But this doesn’t explain the situation in Italy, whose own vaccine rollout has lagged, and where the British variant has forced a new round of school closures in highly infected areas. First, one village saw a tenth of its population contract the virus, 60 percent of whom were young kids or babies. Now, cases in Milan’s schools have spiked 33 percent in one week as the strain spread through even nursery schools, while the country has reported more new cases among young people than older, flipping the trend that prevailed earlier in the pandemic. Similarly, in Japan, the British variant led to case clusters at a childcare center and a nursery school.
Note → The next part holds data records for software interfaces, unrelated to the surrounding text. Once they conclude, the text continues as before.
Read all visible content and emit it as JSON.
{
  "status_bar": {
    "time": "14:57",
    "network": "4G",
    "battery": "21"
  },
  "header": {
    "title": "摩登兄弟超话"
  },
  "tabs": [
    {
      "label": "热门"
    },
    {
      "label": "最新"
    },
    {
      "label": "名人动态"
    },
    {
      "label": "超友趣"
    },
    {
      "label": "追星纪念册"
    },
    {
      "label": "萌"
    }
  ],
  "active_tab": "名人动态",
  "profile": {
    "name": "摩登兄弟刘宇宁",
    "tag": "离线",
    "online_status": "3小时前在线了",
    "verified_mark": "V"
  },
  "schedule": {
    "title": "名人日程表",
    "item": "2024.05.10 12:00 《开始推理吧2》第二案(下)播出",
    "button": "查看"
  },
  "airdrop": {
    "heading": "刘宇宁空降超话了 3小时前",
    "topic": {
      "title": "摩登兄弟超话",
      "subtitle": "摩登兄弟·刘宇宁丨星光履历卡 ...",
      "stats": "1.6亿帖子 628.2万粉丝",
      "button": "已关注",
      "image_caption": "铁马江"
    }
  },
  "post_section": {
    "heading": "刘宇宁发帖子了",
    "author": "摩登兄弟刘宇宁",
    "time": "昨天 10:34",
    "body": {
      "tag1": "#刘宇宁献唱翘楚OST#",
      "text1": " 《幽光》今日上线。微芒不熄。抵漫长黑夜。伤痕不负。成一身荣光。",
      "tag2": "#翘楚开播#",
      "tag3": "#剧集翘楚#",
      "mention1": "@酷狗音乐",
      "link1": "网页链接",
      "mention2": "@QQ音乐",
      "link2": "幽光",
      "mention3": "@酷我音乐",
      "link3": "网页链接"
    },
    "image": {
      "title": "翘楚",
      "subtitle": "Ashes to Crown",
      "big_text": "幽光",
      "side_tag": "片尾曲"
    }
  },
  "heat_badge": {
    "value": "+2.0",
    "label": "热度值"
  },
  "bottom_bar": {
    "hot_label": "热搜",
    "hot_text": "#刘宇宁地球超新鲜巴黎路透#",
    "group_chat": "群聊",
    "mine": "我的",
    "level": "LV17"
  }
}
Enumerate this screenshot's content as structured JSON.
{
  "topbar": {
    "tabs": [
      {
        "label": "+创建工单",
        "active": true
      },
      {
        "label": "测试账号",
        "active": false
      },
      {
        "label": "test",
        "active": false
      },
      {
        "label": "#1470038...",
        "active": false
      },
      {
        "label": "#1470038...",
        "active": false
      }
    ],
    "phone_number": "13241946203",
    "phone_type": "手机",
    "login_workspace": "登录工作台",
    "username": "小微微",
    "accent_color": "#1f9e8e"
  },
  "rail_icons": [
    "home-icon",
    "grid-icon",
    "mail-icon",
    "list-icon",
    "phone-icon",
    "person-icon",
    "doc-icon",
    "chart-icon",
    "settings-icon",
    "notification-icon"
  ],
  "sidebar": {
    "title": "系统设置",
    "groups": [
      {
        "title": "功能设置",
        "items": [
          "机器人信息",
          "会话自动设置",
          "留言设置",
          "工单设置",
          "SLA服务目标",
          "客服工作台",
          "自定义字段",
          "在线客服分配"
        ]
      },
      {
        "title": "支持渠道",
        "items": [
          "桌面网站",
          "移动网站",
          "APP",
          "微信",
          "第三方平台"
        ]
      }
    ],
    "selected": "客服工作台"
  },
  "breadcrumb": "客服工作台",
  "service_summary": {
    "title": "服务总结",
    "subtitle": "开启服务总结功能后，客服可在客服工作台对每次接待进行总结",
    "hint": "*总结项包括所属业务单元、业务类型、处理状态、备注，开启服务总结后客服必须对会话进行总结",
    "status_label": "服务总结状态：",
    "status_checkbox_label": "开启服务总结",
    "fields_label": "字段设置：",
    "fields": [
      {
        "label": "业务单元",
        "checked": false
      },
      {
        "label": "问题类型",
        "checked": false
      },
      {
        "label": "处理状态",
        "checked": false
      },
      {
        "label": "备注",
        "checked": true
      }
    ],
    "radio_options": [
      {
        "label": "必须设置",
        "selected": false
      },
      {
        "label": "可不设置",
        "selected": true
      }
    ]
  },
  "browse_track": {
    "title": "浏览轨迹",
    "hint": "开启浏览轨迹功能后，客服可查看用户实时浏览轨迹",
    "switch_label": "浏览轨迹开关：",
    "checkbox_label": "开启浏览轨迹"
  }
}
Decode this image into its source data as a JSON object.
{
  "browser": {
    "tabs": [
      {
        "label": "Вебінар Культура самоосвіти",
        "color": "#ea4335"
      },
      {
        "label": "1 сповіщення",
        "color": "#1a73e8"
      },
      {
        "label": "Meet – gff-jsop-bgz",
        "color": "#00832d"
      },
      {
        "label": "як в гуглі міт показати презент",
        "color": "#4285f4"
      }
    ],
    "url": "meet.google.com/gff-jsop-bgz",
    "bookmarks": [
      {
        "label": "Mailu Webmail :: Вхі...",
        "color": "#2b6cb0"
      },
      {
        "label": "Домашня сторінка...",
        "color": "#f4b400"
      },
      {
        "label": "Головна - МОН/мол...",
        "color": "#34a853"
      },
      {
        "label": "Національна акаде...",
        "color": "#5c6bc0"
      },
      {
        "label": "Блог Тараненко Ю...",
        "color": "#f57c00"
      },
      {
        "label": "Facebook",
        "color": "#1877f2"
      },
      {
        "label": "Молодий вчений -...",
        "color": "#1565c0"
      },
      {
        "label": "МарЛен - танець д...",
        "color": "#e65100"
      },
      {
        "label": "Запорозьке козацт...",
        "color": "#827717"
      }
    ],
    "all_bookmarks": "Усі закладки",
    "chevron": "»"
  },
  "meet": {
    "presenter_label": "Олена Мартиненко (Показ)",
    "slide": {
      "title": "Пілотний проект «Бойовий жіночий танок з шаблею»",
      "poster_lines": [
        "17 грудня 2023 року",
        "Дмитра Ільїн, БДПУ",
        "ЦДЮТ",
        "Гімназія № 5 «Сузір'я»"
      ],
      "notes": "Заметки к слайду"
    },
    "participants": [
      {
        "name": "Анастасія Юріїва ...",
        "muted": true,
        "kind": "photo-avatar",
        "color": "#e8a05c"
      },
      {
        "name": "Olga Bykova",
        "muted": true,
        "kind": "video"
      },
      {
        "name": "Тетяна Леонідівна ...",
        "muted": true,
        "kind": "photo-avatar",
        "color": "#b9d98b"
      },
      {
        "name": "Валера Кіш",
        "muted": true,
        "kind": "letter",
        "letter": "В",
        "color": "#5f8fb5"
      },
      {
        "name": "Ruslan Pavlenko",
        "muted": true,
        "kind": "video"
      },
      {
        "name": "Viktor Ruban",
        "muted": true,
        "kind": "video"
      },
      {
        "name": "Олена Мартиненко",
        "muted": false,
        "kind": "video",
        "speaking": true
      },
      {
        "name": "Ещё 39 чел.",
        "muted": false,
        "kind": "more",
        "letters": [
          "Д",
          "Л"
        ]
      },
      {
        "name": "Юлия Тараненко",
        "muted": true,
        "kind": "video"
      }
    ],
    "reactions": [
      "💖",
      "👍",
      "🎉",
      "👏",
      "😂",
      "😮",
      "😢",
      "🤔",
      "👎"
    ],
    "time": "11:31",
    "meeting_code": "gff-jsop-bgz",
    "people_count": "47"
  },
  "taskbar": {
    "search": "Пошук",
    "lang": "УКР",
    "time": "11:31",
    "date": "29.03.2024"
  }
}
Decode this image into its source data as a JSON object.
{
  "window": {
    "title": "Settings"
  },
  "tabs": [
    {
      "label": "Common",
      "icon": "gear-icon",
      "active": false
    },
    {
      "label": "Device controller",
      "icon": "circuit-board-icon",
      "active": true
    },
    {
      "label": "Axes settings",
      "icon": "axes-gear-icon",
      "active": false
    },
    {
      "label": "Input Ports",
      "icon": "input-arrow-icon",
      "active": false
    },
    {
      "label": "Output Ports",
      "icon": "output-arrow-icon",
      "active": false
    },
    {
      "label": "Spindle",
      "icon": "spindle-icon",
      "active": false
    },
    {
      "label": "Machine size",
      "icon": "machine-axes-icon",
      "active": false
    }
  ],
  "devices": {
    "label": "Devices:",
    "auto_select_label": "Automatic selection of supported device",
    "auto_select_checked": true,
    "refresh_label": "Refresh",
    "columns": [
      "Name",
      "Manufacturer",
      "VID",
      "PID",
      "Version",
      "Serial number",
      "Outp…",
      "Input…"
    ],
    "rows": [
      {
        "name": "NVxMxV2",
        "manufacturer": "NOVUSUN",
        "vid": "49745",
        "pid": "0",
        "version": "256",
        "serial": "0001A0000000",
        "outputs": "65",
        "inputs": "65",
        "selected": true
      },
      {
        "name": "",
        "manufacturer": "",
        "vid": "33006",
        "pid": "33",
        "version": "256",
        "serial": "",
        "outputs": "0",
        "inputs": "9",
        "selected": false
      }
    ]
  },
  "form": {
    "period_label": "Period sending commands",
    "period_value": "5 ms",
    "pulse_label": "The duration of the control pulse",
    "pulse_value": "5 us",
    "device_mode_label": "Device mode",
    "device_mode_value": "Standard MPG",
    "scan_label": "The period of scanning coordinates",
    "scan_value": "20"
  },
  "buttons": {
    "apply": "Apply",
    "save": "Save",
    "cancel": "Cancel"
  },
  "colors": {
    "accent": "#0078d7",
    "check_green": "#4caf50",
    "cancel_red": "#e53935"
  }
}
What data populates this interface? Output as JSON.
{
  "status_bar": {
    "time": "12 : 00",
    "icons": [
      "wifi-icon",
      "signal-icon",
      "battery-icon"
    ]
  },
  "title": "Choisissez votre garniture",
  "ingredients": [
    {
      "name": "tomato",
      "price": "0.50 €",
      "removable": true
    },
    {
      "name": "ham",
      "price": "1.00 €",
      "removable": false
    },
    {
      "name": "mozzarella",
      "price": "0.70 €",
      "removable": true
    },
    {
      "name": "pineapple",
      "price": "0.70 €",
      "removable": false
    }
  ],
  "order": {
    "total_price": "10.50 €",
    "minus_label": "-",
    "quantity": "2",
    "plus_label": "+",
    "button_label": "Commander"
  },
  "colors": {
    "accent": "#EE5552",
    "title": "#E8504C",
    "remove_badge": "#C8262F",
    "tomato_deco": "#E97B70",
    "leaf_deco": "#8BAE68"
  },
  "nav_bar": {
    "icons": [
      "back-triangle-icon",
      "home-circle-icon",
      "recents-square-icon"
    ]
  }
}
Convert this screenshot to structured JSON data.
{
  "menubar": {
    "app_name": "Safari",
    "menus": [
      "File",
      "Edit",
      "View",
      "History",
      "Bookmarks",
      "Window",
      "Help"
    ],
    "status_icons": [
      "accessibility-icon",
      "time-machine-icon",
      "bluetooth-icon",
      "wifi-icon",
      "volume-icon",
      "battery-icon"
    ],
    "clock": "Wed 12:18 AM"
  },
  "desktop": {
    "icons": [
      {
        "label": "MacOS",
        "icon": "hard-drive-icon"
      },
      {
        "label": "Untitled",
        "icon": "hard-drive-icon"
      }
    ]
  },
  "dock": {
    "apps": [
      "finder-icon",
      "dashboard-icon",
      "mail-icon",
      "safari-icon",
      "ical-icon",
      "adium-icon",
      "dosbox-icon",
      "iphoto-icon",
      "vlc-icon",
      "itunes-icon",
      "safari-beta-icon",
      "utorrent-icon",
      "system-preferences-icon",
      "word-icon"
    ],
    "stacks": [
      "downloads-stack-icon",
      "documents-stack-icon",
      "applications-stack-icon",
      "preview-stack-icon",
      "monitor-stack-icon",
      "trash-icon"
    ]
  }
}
It’s yet another reminder of how wildly out of step official US attitudes and discourse are on the virus. Though Trump and the GOP are widely and correctly characterized as disdainful of science and out of touch with reality when it comes to the pandemic, the overall center of political gravity in the United States is so untethered to global scientific consensus that its leading liberal voices and even its public health officials are to the right of other countries’ right-wing leaders. And with no alternative narrative being offered, either in the political system or the media, most people naturally assume these are the only possible ways forward.
The fact that a recent study concluded the British strain isn’t causing worse illness in kids than the previous one is cold comfort. Kids are still being hospitalized and dying, and they seem to be increasingly suffering from a rare inflammatory syndrome because of it, leaving a significant fraction of them with kidney injuries and other serious aftereffects. Perhaps some parents would still be willing to roll the dice on their kids’ health if they knew all this. But it’s hard to imagine the vast majority would.
The virus’s spread among and by kids also has implications for all other Americans. US cases sharply dropped as the country came out of winter, but plateaued at a still-alarming level, and experts are warning a combination of new strains and yet another round of premature reopening has left the country on the brink of a fourth wave. The more vaccine-resistant South African strain is also spreading.
Meanwhile, Biden is only promising the United States will have enough vaccines on hand for every adult — which, crucially, is itself distinct from having every adult vaccinated — by the middle of May, after his own deadline for when schools will reopen. So the push to reopen schools could end up not just harming kids, but accelerating the virus’s spread through communities as a whole, causing even more death and illness.
Teachers are right to be careful. Politicians both liberal and conservative, together with — tragically — some public health officials, are pushing a risky course of action out of step with the experience of other parts of the world. Worse, by invoking “science” to do it, they are misleading the parents who stand to lose most if the strain surging through the country does exactly what it’s already done in other countries. The fact that it’s being justified with appeals to social justice is especially perverse, given which communities will be hurt most if the virus starts tearing through American children.
The evidence is clear: Kids do get infected, they do get sick, they do transmit the virus, and schools can be a key source of transmission. If only it were Trump saying the opposite again — then perhaps people might listen.